Our team has started Vlogging! Check out our first video HERE .
MA student Alex Mohns will guide you through the different steps and labs of documenting unpublished archaeological datasets from Palmyra (Syria) and Petra (Jordan). These are two important ancient Silk Roads sites, dating to roughly the early to mid 1st millennium CE. In the video, you will see our team members at work, doing fabric description, sampling, technical drawing, object photography, and microscope study.
Check back soon for more updates!
NEWS ARTICLE: Archaeology in Times of Corona
Leiden University published a news item about our team, on how we are managing our work during this global pandemic. Our team members are scattered across different continents right now, but we are keeping in close contact. Instead of our planned fieldwork and conferences this year, we will be focusing on digital publications and research.
In the article you can read more about our plans, and find out what the situation is like for an international research group like ours. Click on the banner to visit the page.
UPDATE: Impact of the COVID-19 outbreak
Because of the fast-spreading coronavirus pandemic, our team’s research in Vadodara, India (planned for March 2020) was cancelled at the last moment. We fully understand and support the precautions India is taking, so all we can do for now is adapt and make the best of the current situation.
This outbreak has a big impact on international projects like ours, re logistics/bureaucracy, visa, permits, funding... But even as things lock down for a while now, we are already looking and planning ahead to later in the year to catch up and continue our work. Hopefully a little flexibility goes a long way. Moreover, we all have a responsibility to protect our (international) communities, so for now we will instead focus on finishing some new publications, catching up on our reading, and staying in touch with our students.
Stay safe everyone!
International Women’s Day
8 March 2020
We are very lucky to have talented men and women from all around the world in our research group, who interact and work together as equals. Unfortunately, in science and academia, we still need days like today to highlight gender inequality is far from over - there is still a lot of prejudice, skewered job and pay percentages, even right-out misogyny, and most of it remains deeply ingrained in the system.
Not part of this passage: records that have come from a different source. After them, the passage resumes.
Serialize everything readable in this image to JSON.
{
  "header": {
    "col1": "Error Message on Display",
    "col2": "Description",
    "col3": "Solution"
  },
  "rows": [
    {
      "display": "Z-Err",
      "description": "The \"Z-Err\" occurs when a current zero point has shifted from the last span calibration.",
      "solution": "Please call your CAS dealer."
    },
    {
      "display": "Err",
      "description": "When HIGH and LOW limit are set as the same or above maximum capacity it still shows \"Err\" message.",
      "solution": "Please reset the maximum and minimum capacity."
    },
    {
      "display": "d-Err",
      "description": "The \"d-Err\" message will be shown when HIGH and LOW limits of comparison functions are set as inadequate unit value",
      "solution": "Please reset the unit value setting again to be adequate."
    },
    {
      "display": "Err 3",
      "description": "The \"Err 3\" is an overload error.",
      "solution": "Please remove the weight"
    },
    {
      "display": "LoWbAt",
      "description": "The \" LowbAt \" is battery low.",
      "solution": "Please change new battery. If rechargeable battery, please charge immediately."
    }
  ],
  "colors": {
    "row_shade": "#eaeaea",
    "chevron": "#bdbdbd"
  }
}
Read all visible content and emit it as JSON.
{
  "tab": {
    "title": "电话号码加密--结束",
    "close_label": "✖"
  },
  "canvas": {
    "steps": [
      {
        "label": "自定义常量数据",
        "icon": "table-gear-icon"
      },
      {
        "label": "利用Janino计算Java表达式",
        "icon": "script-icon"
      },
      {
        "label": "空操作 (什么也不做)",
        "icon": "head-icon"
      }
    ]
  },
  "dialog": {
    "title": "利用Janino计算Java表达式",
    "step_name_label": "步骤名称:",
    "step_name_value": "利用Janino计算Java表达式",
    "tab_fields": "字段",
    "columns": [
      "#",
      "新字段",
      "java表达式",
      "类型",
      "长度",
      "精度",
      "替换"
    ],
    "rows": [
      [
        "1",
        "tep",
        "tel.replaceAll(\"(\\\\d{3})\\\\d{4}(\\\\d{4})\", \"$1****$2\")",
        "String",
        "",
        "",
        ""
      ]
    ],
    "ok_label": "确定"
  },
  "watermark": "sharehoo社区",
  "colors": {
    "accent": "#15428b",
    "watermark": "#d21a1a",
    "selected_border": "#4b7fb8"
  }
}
One of the best ways to tackle this is to focus on what’s to come, to celebrate the young female scientists who are making a difference and will continue to do this. To illustrate, here are Rishika, PhD student, and Marike, team supervisor, in Alexandria, near the auditorium where Hypatia of Alexandria taught classes as one of the world's first female lecturers and famous mathematician.
Marike adds: 'Over the past years, I have had the privilege to teach and work with young women from, among others, India, South Korea, Mongolia, Japan, China, Mexico, Greece, USA and Iran. While all my students are equal to me, regardless of gender, I can’t deny that there often still seems to be a different set of rules for women; I have encountered this often myself.' We all need to work together to acknowledge this, understand the roots of it, and change it. #IWD2020 #EachforEqual
The PhD research of our team leader Marike van Aerde is now available as a book. While mainly concerned with Egyptian material culture in the Roman world, it was this research that eventually led to our team's focus on Egyptian/East African connectivity and the Indian Ocean.
Read more about it at the publishers, Babesch Supplement Series, Peeters.
Marike van Aerde will be giving a talk about trade and cultural connectivity in ancient Gandhara this month, as part of the NKV (Nederlands Klassiek Verbond) lecture series. All are welcome, but note that the lecture will be in Dutch.
To tie in with Classical studies in Leiden, the talk will focus on the presence of Greek (material) culture in Gandhara as an integral part of a much more diverse repertoire of cultures that met in this region during Antiquity. Early Buddhist architecture, coins, and even linguistics will be discussed.
Click here for more details on the NKV website (also in Dutch).
Our team is now complete!
Check out the new entries in the About Us section.
Our first two blog posts are online!
Check out Alex's adventures in the Karakorum, and Rishika's dive into the depot.